Your task: Repeat the records. Leave nothing out.

Dataset excerpts:

----------------

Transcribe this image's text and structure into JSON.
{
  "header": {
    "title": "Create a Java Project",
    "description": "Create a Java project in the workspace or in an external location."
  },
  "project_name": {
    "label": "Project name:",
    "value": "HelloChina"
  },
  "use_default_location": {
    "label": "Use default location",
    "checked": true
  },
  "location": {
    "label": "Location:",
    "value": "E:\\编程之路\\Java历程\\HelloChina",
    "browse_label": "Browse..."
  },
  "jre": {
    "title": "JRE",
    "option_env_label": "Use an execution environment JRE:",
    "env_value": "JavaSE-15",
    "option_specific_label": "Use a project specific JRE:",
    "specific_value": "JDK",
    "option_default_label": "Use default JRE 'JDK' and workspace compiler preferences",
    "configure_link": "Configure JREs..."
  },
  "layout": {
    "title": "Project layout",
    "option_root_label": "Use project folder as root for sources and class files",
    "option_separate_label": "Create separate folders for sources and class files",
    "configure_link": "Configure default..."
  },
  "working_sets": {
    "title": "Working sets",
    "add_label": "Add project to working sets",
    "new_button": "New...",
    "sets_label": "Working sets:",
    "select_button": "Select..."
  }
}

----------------

Problem solution:
Transcribe this image's text and structure into JSON.
{
  "header": {
    "title": "Create a Java Project",
    "description": "Create a Java project in the workspace or in an external location."
  },
  "project_name": {
    "label": "Project name:",
    "value": "HelloChina"
  },
  "use_default_location": {
    "label": "Use default location",
    "checked": true
  },
  "location": {
    "label": "Location:",
    "value": "E:\\编程之路\\Java历程\\HelloChina",
    "browse_label": "Browse..."
  },
  "jre": {
    "title": "JRE",
    "option_env_label": "Use an execution environment JRE:",
    "env_value": "JavaSE-15",
    "option_specific_label": "Use a project specific JRE:",
    "specific_value": "JDK",
    "option_default_label": "Use default JRE 'JDK' and workspace compiler preferences",
    "configure_link": "Configure JREs..."
  },
  "layout": {
    "title": "Project layout",
    "option_root_label": "Use project folder as root for sources and class files",
    "option_separate_label": "Create separate folders for sources and class files",
    "configure_link": "Configure default..."
  },
  "working_sets": {
    "title": "Working sets",
    "add_label": "Add project to working sets",
    "new_button": "New...",
    "sets_label": "Working sets:",
    "select_button": "Select..."
  }
}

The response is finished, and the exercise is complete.